Posts By: Harold Jarche

best finds of 2018

Every fortnight I curate some of the observations and insights that were shared on social media. I call these Friday’s Finds. Here are the best finds of 2018. Wise Words “Susan Sontag was asked what she had learned from the Holocaust, and she said that 10% of any population is cruel, no matter what, and… Read more »

perpetual beta 2018

The great thing about a blog is that it gives a view of my thinking and how it has progressed or changed over time. This year marked 15 years of freelancing and one new initiative was the perpetual beta coffee club — a community of professionals focused on work & learning in the network era… Read more »

work in 2018

When we look at the future of work, the loss of current jobs, and the effects of automation, we should use a compass to guide us, not a list of what the skills of the future may look like. That compass is self-determination theory which states that there are three universal human drivers — autonomy,… Read more »

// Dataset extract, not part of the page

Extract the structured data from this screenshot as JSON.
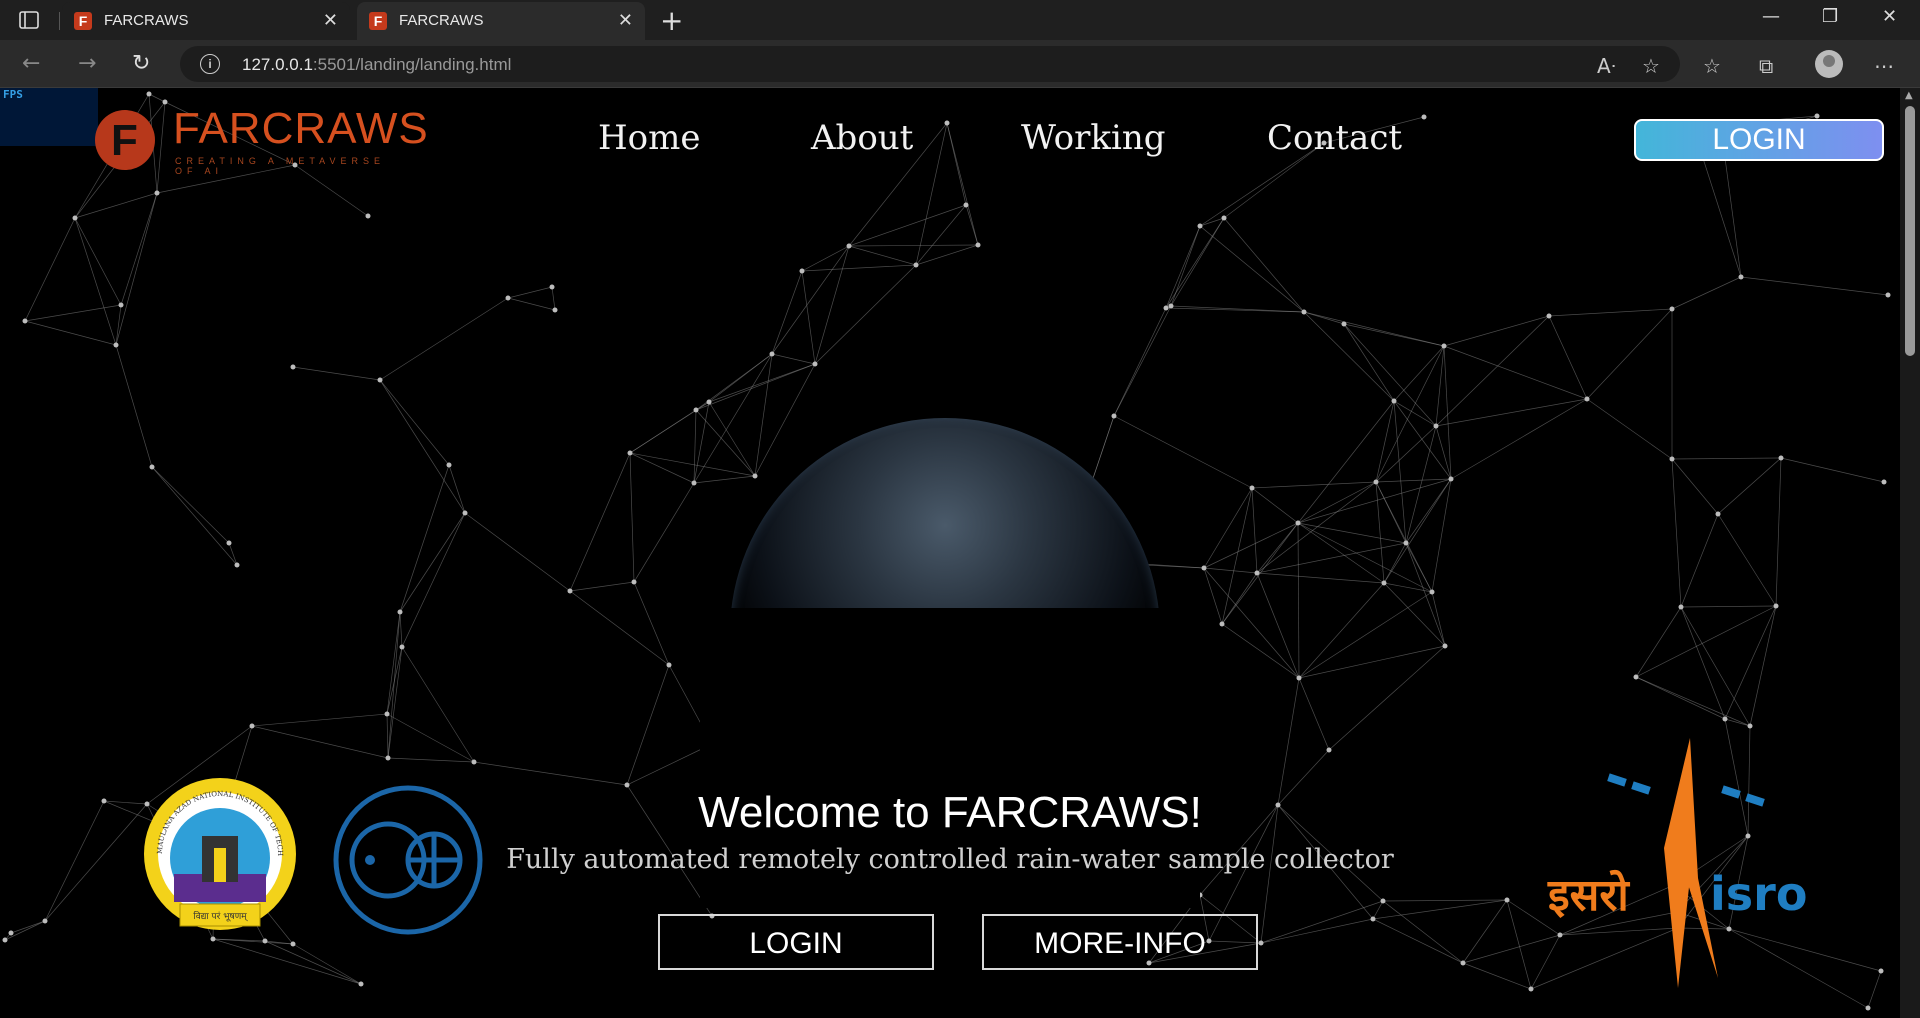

democracy and equality

Will technology empower or frustrate learning and will established powers control individuals or will something new emerge? These were the questions asked during the The Edinburgh Scenarios in 2004. The resulting scenarios were as follows. Web of Confidence: Technology advances, power shifts to emergent players. U Choose: Technology frustrates, power shifts to emergent players. Virtually… Read more »

our echo-chambers can kill us

Cultural Echo-chambers Innovation is about making connections — connecting people and connecting ideas. The broader and deeper the connections, the more potential for serendipity. This is why systemic factors like gender or racial bias put organizations and societies at a disadvantage. They lose diversity and they become less innovative. History has shown us this, such… Read more »

saving democracy

Why do younger people generally think it is less essential to live in a democracy? Perhaps it’s because the times are changing. The first democracies (USA, France, and gradually the UK) emerged about 300 years after the invention of the printing press. A free press was a cornerstone of American democracy. All of these are… Read more »

wicked problems

Every fortnight I curate some of the observations and insights that were shared on social media. I call these Friday’s Finds. @StuartMcMillan: “The only thing you need to feel extremely smart is a lack of curiosity. The perpetually curious will always think they’re dumb.” “Every totalitarian regime is frightened of the artist. It is the… Read more »

staying afloat

How do we make sense in a world of fake news, social media, and fascist thinking, in what is often described as a post-truth society? We have to make sense collectively. No single person can do it alone. The objective of the personal knowledge mastery framework (PKM) is to help professionals become knowledge catalysts. “A… Read more »

“the number one critical skill set”

“Imagine you’re trying to fix a problem, dealing with a crisis, or even just replying to someone, responding to a query, thinking about a possible solution. Most people deal with the issue at hand. That’s great already! But if your KM meta reflex kicks in, all of a sudden you see another arc: Hold on… Read more »

symptoms, causes, & idiots

Every fortnight I curate some of the observations and insights that were shared on social media. I call these Friday’s Finds. @white_owly — “Symptoms love dressing up as causes. And causes love hiding behind them.” “Between stimulus and response there is a space. In that space is our power to choose our response. In our… Read more »